> [WORK TASK] Answer with the number of lines in the records that contain "объявления" and with nothing else.

> [PROVIDED RECORDS]
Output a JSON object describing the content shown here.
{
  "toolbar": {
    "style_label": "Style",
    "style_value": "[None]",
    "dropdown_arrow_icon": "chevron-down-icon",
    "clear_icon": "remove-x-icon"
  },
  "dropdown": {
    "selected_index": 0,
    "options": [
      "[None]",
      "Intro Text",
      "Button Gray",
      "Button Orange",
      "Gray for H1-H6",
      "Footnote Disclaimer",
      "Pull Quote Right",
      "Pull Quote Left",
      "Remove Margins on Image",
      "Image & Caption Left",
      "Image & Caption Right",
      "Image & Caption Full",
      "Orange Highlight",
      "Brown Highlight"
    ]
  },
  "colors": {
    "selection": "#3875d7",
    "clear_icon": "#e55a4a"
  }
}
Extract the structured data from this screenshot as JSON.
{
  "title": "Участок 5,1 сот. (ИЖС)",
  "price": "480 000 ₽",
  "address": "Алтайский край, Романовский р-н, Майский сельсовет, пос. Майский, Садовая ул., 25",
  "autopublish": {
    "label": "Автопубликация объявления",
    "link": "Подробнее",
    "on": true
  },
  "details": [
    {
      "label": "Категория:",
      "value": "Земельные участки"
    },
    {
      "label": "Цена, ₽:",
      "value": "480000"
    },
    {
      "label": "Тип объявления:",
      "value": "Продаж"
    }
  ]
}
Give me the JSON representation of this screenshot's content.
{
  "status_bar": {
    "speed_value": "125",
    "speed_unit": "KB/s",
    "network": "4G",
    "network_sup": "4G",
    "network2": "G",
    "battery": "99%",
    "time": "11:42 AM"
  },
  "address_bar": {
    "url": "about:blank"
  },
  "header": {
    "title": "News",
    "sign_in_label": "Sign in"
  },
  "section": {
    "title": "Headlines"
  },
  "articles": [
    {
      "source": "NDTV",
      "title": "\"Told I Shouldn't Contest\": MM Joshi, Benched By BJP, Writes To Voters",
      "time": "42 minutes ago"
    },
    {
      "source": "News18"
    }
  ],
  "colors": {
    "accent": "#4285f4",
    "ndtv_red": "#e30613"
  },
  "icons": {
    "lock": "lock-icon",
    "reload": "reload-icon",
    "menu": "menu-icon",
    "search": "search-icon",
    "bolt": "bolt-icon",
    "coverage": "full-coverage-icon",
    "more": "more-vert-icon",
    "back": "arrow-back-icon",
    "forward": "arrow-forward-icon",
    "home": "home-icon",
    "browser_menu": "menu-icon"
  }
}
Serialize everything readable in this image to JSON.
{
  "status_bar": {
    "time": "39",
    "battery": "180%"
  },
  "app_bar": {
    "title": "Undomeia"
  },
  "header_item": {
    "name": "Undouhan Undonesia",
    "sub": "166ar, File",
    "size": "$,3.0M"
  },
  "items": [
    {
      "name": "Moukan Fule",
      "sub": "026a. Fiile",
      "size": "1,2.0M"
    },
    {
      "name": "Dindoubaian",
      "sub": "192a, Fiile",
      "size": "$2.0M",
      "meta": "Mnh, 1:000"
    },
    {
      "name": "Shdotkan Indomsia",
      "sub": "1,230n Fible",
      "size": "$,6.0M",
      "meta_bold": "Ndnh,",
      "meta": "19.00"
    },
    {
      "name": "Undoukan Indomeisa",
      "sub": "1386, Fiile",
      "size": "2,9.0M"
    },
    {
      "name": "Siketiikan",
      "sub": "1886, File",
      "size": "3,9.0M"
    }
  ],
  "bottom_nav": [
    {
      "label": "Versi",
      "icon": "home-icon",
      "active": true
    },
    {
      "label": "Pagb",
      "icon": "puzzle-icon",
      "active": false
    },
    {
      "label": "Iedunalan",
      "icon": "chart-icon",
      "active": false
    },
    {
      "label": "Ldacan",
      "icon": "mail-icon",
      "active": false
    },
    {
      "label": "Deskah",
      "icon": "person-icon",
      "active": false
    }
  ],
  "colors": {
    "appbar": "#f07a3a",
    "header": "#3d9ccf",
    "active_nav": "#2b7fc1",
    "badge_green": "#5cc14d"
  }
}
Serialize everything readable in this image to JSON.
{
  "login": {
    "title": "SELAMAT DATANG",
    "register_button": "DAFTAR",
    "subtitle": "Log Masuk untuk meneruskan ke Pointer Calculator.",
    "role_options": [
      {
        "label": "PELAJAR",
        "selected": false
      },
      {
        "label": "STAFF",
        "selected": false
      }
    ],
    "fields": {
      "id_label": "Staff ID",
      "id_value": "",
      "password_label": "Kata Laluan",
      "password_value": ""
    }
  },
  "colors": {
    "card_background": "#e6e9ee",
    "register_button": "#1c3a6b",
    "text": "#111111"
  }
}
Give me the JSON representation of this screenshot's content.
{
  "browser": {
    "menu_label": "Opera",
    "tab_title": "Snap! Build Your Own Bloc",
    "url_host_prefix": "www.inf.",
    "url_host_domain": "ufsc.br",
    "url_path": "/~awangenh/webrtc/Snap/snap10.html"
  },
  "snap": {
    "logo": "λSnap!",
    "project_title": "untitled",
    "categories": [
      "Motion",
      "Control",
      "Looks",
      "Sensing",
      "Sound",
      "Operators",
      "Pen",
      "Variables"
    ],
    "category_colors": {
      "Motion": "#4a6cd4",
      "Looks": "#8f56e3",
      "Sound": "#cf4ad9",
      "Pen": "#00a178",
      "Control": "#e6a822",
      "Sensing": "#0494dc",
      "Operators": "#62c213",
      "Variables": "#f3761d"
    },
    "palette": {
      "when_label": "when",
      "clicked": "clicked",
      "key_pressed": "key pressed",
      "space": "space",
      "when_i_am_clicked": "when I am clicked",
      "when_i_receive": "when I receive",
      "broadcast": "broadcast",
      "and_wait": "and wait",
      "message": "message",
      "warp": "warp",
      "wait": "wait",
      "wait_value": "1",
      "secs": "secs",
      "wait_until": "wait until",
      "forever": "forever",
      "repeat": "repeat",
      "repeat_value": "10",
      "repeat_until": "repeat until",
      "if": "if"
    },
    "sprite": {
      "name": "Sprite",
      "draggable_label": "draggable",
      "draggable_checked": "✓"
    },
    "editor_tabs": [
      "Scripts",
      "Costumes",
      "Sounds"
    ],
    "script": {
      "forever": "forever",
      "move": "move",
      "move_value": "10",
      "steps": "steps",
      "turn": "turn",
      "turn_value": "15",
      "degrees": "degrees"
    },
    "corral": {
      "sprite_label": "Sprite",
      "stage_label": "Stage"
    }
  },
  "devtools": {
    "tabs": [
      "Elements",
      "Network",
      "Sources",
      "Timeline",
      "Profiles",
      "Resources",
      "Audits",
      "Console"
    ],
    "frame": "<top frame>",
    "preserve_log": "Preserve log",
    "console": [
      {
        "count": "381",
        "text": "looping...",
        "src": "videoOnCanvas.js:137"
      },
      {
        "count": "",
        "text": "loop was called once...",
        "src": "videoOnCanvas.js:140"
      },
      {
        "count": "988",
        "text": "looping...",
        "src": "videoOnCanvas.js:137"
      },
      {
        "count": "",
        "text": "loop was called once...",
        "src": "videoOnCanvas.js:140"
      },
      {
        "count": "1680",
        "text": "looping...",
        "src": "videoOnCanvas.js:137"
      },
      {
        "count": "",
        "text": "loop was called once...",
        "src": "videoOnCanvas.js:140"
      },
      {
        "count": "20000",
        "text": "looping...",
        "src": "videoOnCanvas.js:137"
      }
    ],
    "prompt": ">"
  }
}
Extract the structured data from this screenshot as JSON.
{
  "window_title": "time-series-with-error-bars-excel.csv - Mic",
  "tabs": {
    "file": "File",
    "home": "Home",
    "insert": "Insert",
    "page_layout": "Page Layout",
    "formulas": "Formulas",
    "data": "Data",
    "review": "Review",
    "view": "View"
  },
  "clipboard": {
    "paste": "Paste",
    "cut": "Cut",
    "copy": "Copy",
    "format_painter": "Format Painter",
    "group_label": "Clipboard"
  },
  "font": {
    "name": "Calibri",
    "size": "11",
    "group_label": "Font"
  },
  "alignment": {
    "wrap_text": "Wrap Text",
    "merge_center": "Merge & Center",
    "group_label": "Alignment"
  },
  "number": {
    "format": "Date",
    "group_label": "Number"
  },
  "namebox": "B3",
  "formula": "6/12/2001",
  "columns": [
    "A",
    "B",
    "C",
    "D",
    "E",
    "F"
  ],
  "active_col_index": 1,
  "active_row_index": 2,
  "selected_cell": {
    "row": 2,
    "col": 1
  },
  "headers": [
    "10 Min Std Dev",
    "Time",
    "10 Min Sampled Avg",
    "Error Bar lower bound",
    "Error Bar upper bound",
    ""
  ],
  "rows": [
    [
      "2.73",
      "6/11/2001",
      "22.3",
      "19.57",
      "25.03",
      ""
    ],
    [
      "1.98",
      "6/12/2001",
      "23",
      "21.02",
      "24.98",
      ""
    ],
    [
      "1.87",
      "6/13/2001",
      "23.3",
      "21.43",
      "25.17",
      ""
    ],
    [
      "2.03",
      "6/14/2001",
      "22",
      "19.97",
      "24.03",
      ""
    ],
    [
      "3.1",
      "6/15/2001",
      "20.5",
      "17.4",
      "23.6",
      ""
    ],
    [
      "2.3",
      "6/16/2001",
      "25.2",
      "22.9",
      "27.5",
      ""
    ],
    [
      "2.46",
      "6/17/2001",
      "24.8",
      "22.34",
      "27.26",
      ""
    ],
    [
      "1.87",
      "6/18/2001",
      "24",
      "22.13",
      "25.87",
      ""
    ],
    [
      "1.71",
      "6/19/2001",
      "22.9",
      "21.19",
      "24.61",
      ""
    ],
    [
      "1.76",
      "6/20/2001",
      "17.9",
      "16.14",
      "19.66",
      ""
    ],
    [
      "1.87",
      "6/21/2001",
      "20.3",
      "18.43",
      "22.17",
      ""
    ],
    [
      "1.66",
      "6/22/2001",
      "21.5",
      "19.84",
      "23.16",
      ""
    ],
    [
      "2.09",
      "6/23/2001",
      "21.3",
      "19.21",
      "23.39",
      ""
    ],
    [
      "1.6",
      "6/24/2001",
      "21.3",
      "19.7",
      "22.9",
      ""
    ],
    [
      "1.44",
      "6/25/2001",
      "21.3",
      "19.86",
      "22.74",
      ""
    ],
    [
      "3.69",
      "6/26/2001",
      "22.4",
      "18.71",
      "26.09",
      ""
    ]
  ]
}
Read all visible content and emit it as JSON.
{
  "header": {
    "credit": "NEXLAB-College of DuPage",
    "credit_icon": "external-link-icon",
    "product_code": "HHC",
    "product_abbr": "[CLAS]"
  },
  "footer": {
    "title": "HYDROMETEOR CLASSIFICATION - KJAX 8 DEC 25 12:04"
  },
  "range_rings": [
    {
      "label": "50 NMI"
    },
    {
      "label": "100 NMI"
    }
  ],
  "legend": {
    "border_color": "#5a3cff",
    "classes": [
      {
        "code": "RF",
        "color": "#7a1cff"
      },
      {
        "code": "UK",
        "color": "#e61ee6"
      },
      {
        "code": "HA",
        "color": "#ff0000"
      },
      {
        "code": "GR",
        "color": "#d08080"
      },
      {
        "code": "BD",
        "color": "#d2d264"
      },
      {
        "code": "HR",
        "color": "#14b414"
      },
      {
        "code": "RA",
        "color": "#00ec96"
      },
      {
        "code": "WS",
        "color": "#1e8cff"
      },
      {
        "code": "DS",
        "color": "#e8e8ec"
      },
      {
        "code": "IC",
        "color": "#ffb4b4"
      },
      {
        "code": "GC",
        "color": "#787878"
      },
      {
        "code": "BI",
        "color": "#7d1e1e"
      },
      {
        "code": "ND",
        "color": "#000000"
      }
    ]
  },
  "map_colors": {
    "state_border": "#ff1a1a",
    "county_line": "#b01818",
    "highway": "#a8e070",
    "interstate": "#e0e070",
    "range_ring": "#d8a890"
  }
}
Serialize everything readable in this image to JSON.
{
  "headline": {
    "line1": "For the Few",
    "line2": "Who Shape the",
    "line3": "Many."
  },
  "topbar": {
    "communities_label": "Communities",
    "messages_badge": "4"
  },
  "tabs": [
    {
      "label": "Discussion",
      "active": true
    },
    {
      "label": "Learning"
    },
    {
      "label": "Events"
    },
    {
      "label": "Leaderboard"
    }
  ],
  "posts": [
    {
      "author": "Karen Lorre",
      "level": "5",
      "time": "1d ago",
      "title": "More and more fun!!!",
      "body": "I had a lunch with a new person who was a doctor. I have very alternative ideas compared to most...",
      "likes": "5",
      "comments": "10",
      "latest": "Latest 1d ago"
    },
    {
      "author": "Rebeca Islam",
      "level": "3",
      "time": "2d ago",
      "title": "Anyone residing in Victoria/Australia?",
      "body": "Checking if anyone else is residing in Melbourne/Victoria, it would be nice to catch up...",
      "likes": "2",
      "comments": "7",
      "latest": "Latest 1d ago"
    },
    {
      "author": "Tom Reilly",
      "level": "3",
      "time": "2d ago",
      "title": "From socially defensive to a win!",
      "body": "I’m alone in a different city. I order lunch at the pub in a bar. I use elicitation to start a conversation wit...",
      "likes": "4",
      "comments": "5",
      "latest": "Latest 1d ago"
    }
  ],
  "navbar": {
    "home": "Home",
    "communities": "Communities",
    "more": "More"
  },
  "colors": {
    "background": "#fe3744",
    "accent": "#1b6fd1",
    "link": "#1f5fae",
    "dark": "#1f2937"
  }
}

> [RESULT FOR THIS EXERCISE] 2